A copy of the ruling from Judge Robert Pitman, who was newly assigned to the case of Ozmun v. Portfolio Recovery Associates, can be accessed by clicking here.
Judge Pitman was assigned the case after the original judge — Judge Sam Sparks — took senior status. It was Judge Sparks who, back in 2019, ordered the plaintiff’s attorneys in this case to pay $164,000 in fee’s and costs to the defendants because this case was “manufactured.” Judge Sparks didn’t like that the case took up two years of his time over a dispute of $57. The plaintiffs appealed the ruling and the Fifth Circuit reversed the award, saying there is nothing in the FDCPA or state law in Texas that authorizes the aware of attorney’s fees in a case and the bad faith that Judge Sparks saw was made “in the absence of any evidence.”
The case was remanded back to the District Court level and assigned to Judge Pitman to determine if the plaintiff’s were entitled to have their attorney’s fees covered because they were the prevailing party in the case by virtue of obtaining a settlement. But looking at the ruling in Tejero v. Portfolio Recovery Associates, in which the Fifth Circuit determined that settling a case did not entitle the plaintiff to have his attorney’s fees covered, Judge Pitman opted to follow suit.

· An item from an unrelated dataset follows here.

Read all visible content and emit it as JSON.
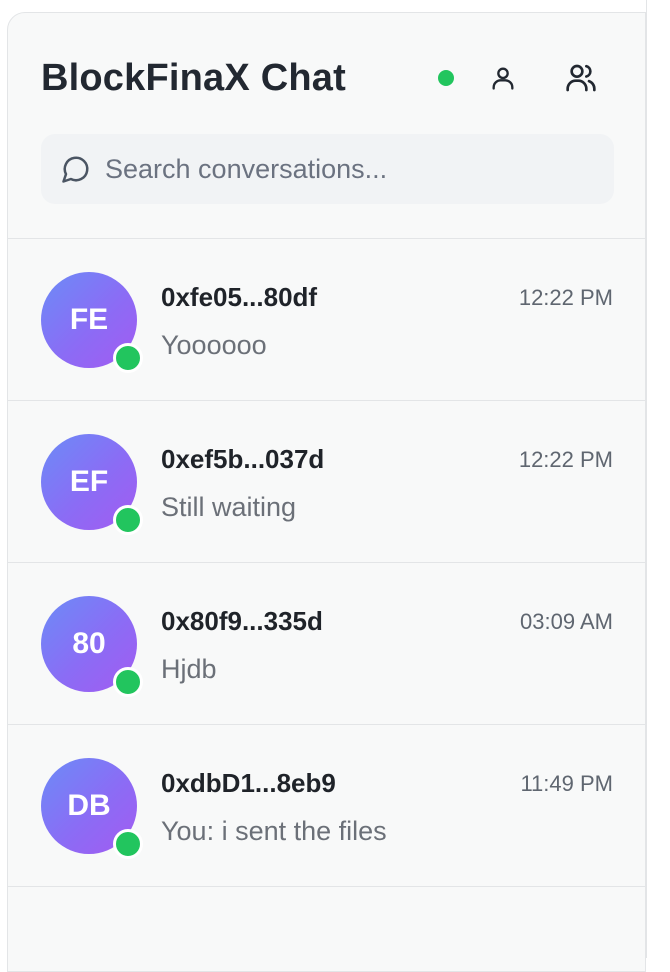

“Because a settlement does not qualify a litigant as a prevailing party, the Fifth Circuit concluded that a settlement does not qualify as a successful action,” Judge Pitman wrote. “This Court will follow suit and find that Ozmun — having reached a private settlement that did not entail judicial relief-is not entitled to an award of attorney’s fees under Section 1692k(a)(3).”